Fred left the Navy when his 20 years were up in 1990. He lived in San Diego for a while, then moved to Fergus Falls, Minn. – that’s the home town of his wife, Karen – where he worked for the Service Food grocery for 12 years.

Then they moved to Tucson, Ariz., where his wife’s sister lives, but he couldn’t find a job that paid decently, so they returned to Fergus Falls. He then applied for a job with Sanford, was hired, and has been working at the warehouse for two years.

Flip the peas, please

Fred has a son, Mickel, Duluth, Minn., and two grandchildren. And stories galore.

Like the time he was in a food fight with a former presidential candidate.

It was on the Apollo 16 recovery mission.

Three dignitaries were aboard to witness the recovery. One was Barry Goldwater, a 1964 presidential candidate, who had his grandson, who was about 9 or 10 years old at the time, with him.

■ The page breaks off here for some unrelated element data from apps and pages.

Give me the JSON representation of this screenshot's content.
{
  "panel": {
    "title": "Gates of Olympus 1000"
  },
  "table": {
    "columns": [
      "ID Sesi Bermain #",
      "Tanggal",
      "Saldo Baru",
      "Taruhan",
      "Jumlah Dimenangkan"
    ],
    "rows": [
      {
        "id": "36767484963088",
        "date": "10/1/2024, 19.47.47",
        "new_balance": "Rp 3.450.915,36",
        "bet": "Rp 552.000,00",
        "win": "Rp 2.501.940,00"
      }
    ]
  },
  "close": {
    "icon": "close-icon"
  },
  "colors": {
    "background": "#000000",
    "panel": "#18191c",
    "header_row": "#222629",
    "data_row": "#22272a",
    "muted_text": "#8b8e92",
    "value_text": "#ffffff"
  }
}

Fred, along with other crew members and the senators and their guests, were eating on the ship‘s mess deck when Goldwater’s grandson put some peas on his spoon and flipped them at Fred. Fred said OK, put peas on his spoon, and fired back.

And that started a food fight involving everyone, including Goldwater.

So there’s something of the story of a guy who’s had something other than a routine life, having helped pull astronauts out of the ocean and had a food fight with a presidential candidate.

If you have an item of interest for this column, mail it to Neighbors, The Forum, Box 2020, Fargo, ND 58107; fax it to (701) 241-5487; or email blind@forumcomm.com